Prince Andrew should contact US investigators - Epstein victims' lawyer

Prince Andrew should contact US investigators - Epstein victims' lawyer

The Duke of York should put himself forward to be interviewed by US investigators, a lawyer representing some of Jeffrey Epstein's victims says.

Gloria Allred questioned Prince Andrew's pledge that he would assist with probes into the convicted sex offender "if required".

She urged him to contact US authorities "without conditions and without delay".

Her comments came hours after the duke announced he is stepping down from royal duties over the scandal.

In a statement announcing his decision, Prince Andrew said the ordeal had become a "major disruption" to the Royal Family and that he is "willing to help any appropriate law enforcement agency with their investigations, if required".

Ms Allred said that while she is "glad" he is willing to cooperate, the meaning of his statement is not clear.

"Is he insisting that he be served with a subpoena to testify, or is he willing to speak to law enforcement without being legally required to do so?" she asked.

"My clients who are victims of Jeffrey Epstein have spoken to law enforcement without being 'required' to do so."

Ms Allred has represented the female accusers of US celebrities such as US President Donald Trump, film producer Harvey Weinstein, comedian Bill Cosby and singer R Kelly.

Asked on BBC Newsnight what the next steps will be if Prince Andrew does not volunteer to be interviewed, Ms Allred said there are two "tracks".

"One is the criminal justice investigation to see if charges should be filed in reference to anyone who might have knowingly conspired with Mr Esptein to recruit and to sex traffic underage girls to him," she said.

The other, she said, concerns civil lawsuits, such as one she filed this week for her client Jane Doe 15, who claims Epstein sexually abused her when she was 15.

Jane Doe 15 has not accused the duke of any wrongdoing but has called on him to come forward with more information.

Ms Allred said: "I haven't made a determination yet as to... whether we will need to take Prince Andrew's deposition.

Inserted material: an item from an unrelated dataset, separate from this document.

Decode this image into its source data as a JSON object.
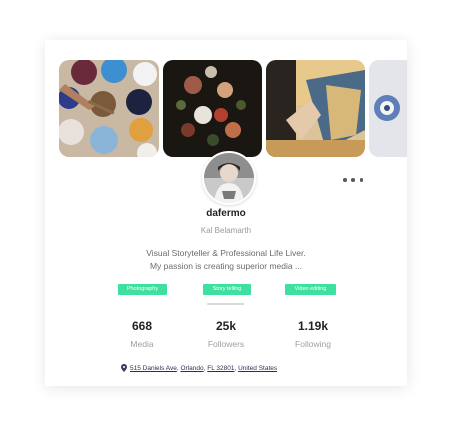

But I'm saying he should provide it in any civil case as well, where his testimony might be relevant."

She added that other civil lawsuits are due to be filed.

The duke's Newsnight interview was "upsetting" for some of her clients because he "did not show very much feeling" for them, she said.

Ms Allred's daughter and fellow lawyer Lisa Bloom, who represents five of Epstein's victims, tweeted that Prince Andrew "must cooperate with all investigations, show up for civil depositions and trials, and produce all documents".

"We are just getting started," she wrote.

Prince Andrew, 59, said he deeply sympathised with Epstein's victims and everyone who "wants some form of closure".

The duke has faced a growing backlash following a BBC interview about his friendship with the US financier, who took his own life in August while awaiting trial on sex-trafficking charges.

Virginia Giuffre, one of Epstein's accusers, claimed she was forced to have sex with the prince three times. The duke has always denied any form of sexual contact or relationship with her.

The announcement that he would be stepping down from public duties, described by Buckingham Palace as "a personal decision", was taken following discussions with the Queen and Prince Charles.

This is without precedent in modern times. Prince Andrew's public life is over for now. The statement says the withdrawal is "for the foreseeable future".

But it's hard to see what will bring him back.
The interview is almost universally seen as a mistake. It was a disaster. But it may have seemed a good idea at the time.

BBC Panorama has been digging into Virginia Roberts Giuffre's allegations and is going to air soon. That will have added to the pressure, alongside legal efforts in New York to have more Epstein-related papers released.

There's talk of a lack of grip at the Palace, but Buckingham Palace is not like a company or a government department, with reporting lines and a chain of command. For centuries princes have gone their own way.

There are lots of questions - about money, titles, military commands, patronages, about how this might speed reform, and of course about whether Prince Andrew still has a part to play in helping with investigations into Epstein, and helping Epstein's victims find answers.

But right now the humiliation is complete. Born into the public eye, Prince Andrew has had to retreat into a private life.

And the monarchy is shaken.